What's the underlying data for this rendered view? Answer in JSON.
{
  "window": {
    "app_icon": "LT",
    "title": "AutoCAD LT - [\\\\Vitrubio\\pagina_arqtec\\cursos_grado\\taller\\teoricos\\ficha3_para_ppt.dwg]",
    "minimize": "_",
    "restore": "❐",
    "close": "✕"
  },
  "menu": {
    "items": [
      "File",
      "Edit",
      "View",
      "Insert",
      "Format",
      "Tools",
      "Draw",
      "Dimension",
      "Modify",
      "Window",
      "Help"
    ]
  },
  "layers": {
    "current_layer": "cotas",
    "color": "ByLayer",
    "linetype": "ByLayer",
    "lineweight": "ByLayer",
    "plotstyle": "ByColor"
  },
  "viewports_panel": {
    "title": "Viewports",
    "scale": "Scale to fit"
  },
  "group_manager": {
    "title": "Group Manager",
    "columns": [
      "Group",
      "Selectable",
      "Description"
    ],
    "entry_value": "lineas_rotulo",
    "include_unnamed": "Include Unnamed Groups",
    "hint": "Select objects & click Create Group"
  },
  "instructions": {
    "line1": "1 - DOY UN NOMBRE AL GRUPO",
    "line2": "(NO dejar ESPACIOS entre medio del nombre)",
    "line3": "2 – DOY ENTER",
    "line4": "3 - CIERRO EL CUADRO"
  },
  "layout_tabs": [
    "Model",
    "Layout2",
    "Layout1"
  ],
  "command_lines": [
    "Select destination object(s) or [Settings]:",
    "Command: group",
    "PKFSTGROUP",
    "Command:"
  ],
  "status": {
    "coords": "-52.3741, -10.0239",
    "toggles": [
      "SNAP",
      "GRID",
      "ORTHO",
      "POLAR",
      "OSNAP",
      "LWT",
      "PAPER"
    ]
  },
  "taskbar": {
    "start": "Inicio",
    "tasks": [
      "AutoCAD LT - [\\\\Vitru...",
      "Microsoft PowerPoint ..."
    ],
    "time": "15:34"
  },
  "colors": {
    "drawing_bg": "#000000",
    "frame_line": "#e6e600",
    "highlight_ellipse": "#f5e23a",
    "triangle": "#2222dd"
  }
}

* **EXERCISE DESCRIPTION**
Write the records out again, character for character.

* **OUTPUT**
What's the underlying data for this rendered view? Answer in JSON.
{
  "window": {
    "app_icon": "LT",
    "title": "AutoCAD LT - [\\\\Vitrubio\\pagina_arqtec\\cursos_grado\\taller\\teoricos\\ficha3_para_ppt.dwg]",
    "minimize": "_",
    "restore": "❐",
    "close": "✕"
  },
  "menu": {
    "items": [
      "File",
      "Edit",
      "View",
      "Insert",
      "Format",
      "Tools",
      "Draw",
      "Dimension",
      "Modify",
      "Window",
      "Help"
    ]
  },
  "layers": {
    "current_layer": "cotas",
    "color": "ByLayer",
    "linetype": "ByLayer",
    "lineweight": "ByLayer",
    "plotstyle": "ByColor"
  },
  "viewports_panel": {
    "title": "Viewports",
    "scale": "Scale to fit"
  },
  "group_manager": {
    "title": "Group Manager",
    "columns": [
      "Group",
      "Selectable",
      "Description"
    ],
    "entry_value": "lineas_rotulo",
    "include_unnamed": "Include Unnamed Groups",
    "hint": "Select objects & click Create Group"
  },
  "instructions": {
    "line1": "1 - DOY UN NOMBRE AL GRUPO",
    "line2": "(NO dejar ESPACIOS entre medio del nombre)",
    "line3": "2 – DOY ENTER",
    "line4": "3 - CIERRO EL CUADRO"
  },
  "layout_tabs": [
    "Model",
    "Layout2",
    "Layout1"
  ],
  "command_lines": [
    "Select destination object(s) or [Settings]:",
    "Command: group",
    "PKFSTGROUP",
    "Command:"
  ],
  "status": {
    "coords": "-52.3741, -10.0239",
    "toggles": [
      "SNAP",
      "GRID",
      "ORTHO",
      "POLAR",
      "OSNAP",
      "LWT",
      "PAPER"
    ]
  },
  "taskbar": {
    "start": "Inicio",
    "tasks": [
      "AutoCAD LT - [\\\\Vitru...",
      "Microsoft PowerPoint ..."
    ],
    "time": "15:34"
  },
  "colors": {
    "drawing_bg": "#000000",
    "frame_line": "#e6e600",
    "highlight_ellipse": "#f5e23a",
    "triangle": "#2222dd"
  }
}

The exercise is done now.